This HIM-650: Healthcare Data Management course examines health care information resources and their impact on administrative functions, interfaces, data security and integrity, and business processes.
Learners study the following topics within this course:
- Use of relational database management software to construct tables.
- Develop forms.
- Create and execute queries.
- Design and deploy reports and
- Advance database concepts to automate contemporary business processes.
Learners are able to distinguish between various network hardware technologies and associated data communications protocols in order to direct how organizations design and implement data networks.
What is health care data management?
Health care data management or health information management is the systematic organization of health data in digital form. That is, it involves the compilation of patient data from multiple sources across providers and organizations. In other words, health data management comprises all activities relating to managing health data as a valuable resource. Therefore, it includes acquiring, entering, processing, coding, outputting, retrieving, and storing data gathered in the different areas of health care. It also embraces the validation and control of data according to legal or professional requirements.
5 benefits of health care data management.
Health care data management has various important benefits to health care organizations, medical staff, and patients. These benefits include the following:
1. Create a comprehensive view of patients, households, and patient groups.
Health care data management enables coders to create a health information system that has composite profiles that provide status and enable predictions.
2. Improve patient engagement.
Health information systems use efficient health care data management to target patients with reminders and care suggestions that can be relevant for them, based on predictive modeling.
3. Improve health outcomes.
Health information systems provide a platform to track health trends in certain areas or among specific populations, predict new trends and suggest proactive measures to counter rising health issues.
4. Business decision-making.

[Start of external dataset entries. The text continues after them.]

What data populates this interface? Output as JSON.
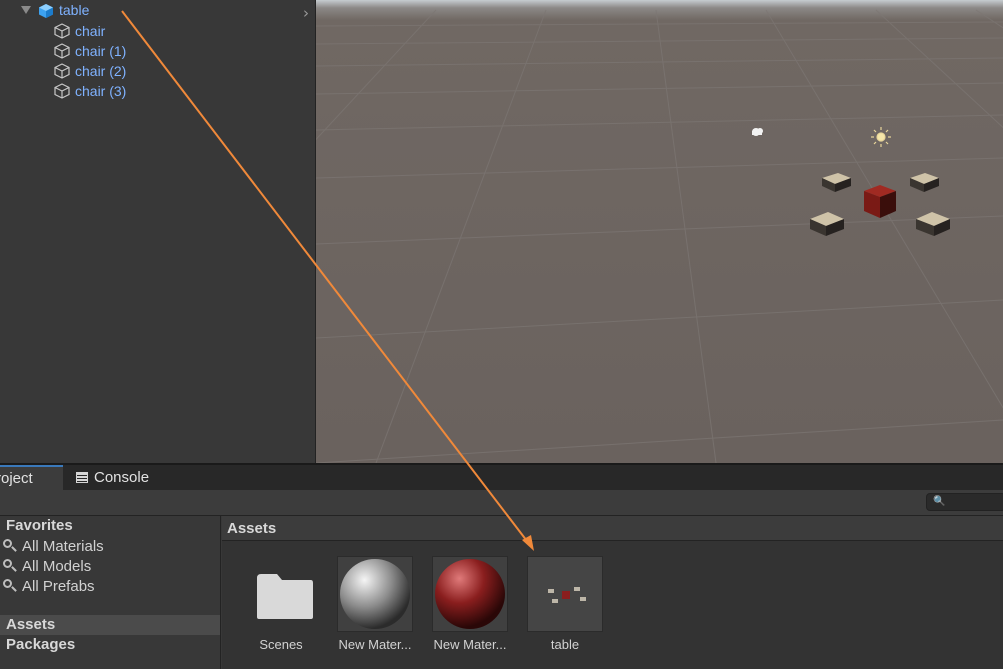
{
  "hierarchy": {
    "root": {
      "label": "table",
      "icon": "prefab-cube-icon"
    },
    "children": [
      {
        "label": "chair"
      },
      {
        "label": "chair (1)"
      },
      {
        "label": "chair (2)"
      },
      {
        "label": "chair (3)"
      }
    ],
    "expand_icon": "chevron-right-icon"
  },
  "tabs": {
    "project": "roject",
    "console": "Console"
  },
  "project_tree": {
    "favorites_label": "Favorites",
    "favorites": [
      "All Materials",
      "All Models",
      "All Prefabs"
    ],
    "assets_label": "Assets",
    "packages_label": "Packages"
  },
  "assets_panel": {
    "header": "Assets",
    "items": [
      {
        "name": "Scenes",
        "kind": "folder"
      },
      {
        "name": "New Mater...",
        "kind": "material",
        "color": "#9a9a9a"
      },
      {
        "name": "New Mater...",
        "kind": "material",
        "color": "#8a1e1e"
      },
      {
        "name": "table",
        "kind": "prefab"
      }
    ]
  },
  "colors": {
    "selection_text": "#7fb2ff",
    "annotation_arrow": "#f0893a",
    "tab_accent": "#3a79bb"
  }
}
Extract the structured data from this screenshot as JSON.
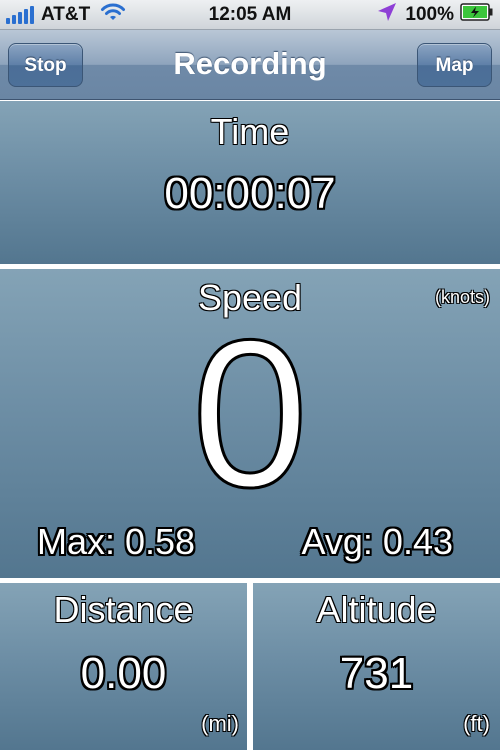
{
  "status_bar": {
    "carrier": "AT&T",
    "time": "12:05 AM",
    "battery": "100%",
    "icons": [
      "signal-bars-icon",
      "wifi-icon",
      "location-arrow-icon",
      "battery-charging-icon"
    ]
  },
  "nav": {
    "title": "Recording",
    "left_button": "Stop",
    "right_button": "Map"
  },
  "time_panel": {
    "label": "Time",
    "value": "00:00:07"
  },
  "speed_panel": {
    "label": "Speed",
    "unit": "(knots)",
    "value": "0",
    "max": "Max: 0.58",
    "avg": "Avg: 0.43"
  },
  "distance_panel": {
    "label": "Distance",
    "value": "0.00",
    "unit": "(mi)"
  },
  "altitude_panel": {
    "label": "Altitude",
    "value": "731",
    "unit": "(ft)"
  },
  "colors": {
    "accent": "#5f80a8",
    "panel_top": "#84a3b6",
    "panel_bottom": "#53768f",
    "signal": "#2a6fd0",
    "location": "#8e3fd6",
    "battery": "#3cc63c"
  }
}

Health care data management provides information that is used by healthcare providers to make better data-driven decisions, such as which types of medical professionals to recruit, what equipment to invest in, or which types of patients to focus on in marketing efforts.
5. Analyze physician activity.
Health care data management enables healthcare organizations to analyze data on medical practitioners such as success rates, time invested in different treatments and medical decisions, and aligning physicians with the goals of the healthcare organization.
Challenges facing health care data management.
The following are the 3 challenges that are facing health data professionals today:
· Fragmented data.
Health care data management involves storing health care data such as patient data in digital form. This means that the medical data is structured in spreadsheets or databases, images or video files, digital documents, scanned paper documents, or maybe stored in specialized formats such as the DICOM format used for MRI scans.
The downside is that this data is widely duplicated, collected multiple times, and stored in different versions by healthcare providers, public health organizations, insurance bodies, pharmacies, and patients themselves. Therefore, there is no one source of truth for information on patient wellbeing.
· Changes to data.
Medical data continually changes as do the names, professions, locations, and conditions of patients and physicians. Moreover, patients undertake numerous tests and are administered many types of treatment over the years. This may cause these treatments and medications to evolve over time. Thus, leading to the creation of new types of medical treatment, such as telehealth models which require the creation of new types of data.
· Regulations and compliance.
Medical data is sensitive and must adhere to government regulations, such as the USA Health Insurance Portability and Accountability Act (HIPAA). Data discovery challenges and poor data quality make it difficult to perform the required audits and meet regulatory requirements. It also limits the diversity of data healthcare providers can use for the benefit of patients.